**What is expected**
Looking at the data below, report how many lines contain "Росреестр", with no other words.

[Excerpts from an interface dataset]
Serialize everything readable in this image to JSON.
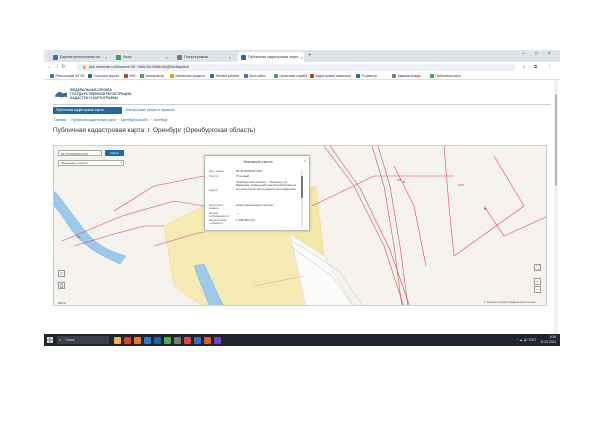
{
  "browser": {
    "tabs": [
      {
        "label": "Единая электронная мо...",
        "color": "#3b6fc4",
        "active": false
      },
      {
        "label": "Чаты",
        "color": "#3aa757",
        "active": false
      },
      {
        "label": "Госпрограммы",
        "color": "#7a7a7a",
        "active": false
      },
      {
        "label": "Публичная кадастровая карта",
        "color": "#1f6aa5",
        "active": true
      }
    ],
    "new_tab": "+",
    "window_controls": [
      "–",
      "□",
      "×"
    ],
    "url": "pkk.rosreestr.ru/#/search/51.7666,55.0998/16/@5w3tqw5cb",
    "bookmarks": [
      {
        "label": "Регистрация ЮГЭЛ",
        "color": "#3b6fc4"
      },
      {
        "label": "Госуслуги портал",
        "color": "#1f6aa5"
      },
      {
        "label": "ФНС",
        "color": "#c8392b"
      },
      {
        "label": "Калькулятор",
        "color": "#3aa757"
      },
      {
        "label": "Ипотечные кредиты",
        "color": "#e0a100"
      },
      {
        "label": "Личный кабинет",
        "color": "#1f6aa5"
      },
      {
        "label": "Мои сайты",
        "color": "#3b6fc4"
      },
      {
        "label": "Налоговая служба",
        "color": "#3aa757"
      },
      {
        "label": "Кадастровые инженеры",
        "color": "#c8392b"
      },
      {
        "label": "Росреестр",
        "color": "#1f6aa5"
      },
      {
        "label": "Администрация",
        "color": "#7a7a7a"
      },
      {
        "label": "Публичная карта",
        "color": "#3aa757"
      }
    ]
  },
  "site": {
    "logo_text": "ФЕДЕРАЛЬНАЯ СЛУЖБА ГОСУДАРСТВЕННОЙ РЕГИСТРАЦИИ, КАДАСТРА И КАРТОГРАФИИ",
    "service_button": "Публичная кадастровая карта",
    "service_link": "Электронные услуги и сервисы",
    "breadcrumb": [
      "Главная",
      "Публичная кадастровая карта",
      "Оренбургская обл.",
      "Оренбург"
    ],
    "page_title": "Публичная кадастровая карта: г. Оренбург (Оренбургская область)"
  },
  "map": {
    "search_value": "56:44:0000000:1087",
    "search_button": "Найти",
    "layer_select": "Земельные участки",
    "popup": {
      "title": "Земельный участок",
      "close": "×",
      "rows": [
        {
          "label": "Кад. номер:",
          "value": "56:44:0000000:1087"
        },
        {
          "label": "Статус:",
          "value": "Учтенный"
        },
        {
          "label": "Адрес:",
          "value": "Оренбургская область, г. Оренбург, ул. Шевченко, земельный участок расположен в юго-восточной части кадастрового квартала"
        },
        {
          "label": "Категория земель:",
          "value": "Земли населенных пунктов"
        },
        {
          "label": "Форма собственности:",
          "value": "—"
        },
        {
          "label": "Кадастровая стоимость:",
          "value": "1 205 000 руб."
        }
      ],
      "footer": "Подробнее"
    },
    "parcel_labels": [
      "375",
      "105",
      "1070"
    ],
    "controls": {
      "layers": "⊂",
      "print": "⎙",
      "fullscreen": "⛶",
      "zoom_in": "+",
      "zoom_out": "−"
    },
    "scale": "200 м",
    "copyright": "© Росреестр   Картографическая основа"
  },
  "taskbar": {
    "search_placeholder": "Поиск",
    "time": "9:26",
    "date": "11.03.2023",
    "apps": [
      "#e5b64a",
      "#d9412f",
      "#f07a21",
      "#2a7bd4",
      "#1d5fa8",
      "#4caf50",
      "#7a7a7a",
      "#e04a3a",
      "#3b6fc4",
      "#d85f2a",
      "#6f42c1"
    ]
  }
}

**Answer to this exercise**
2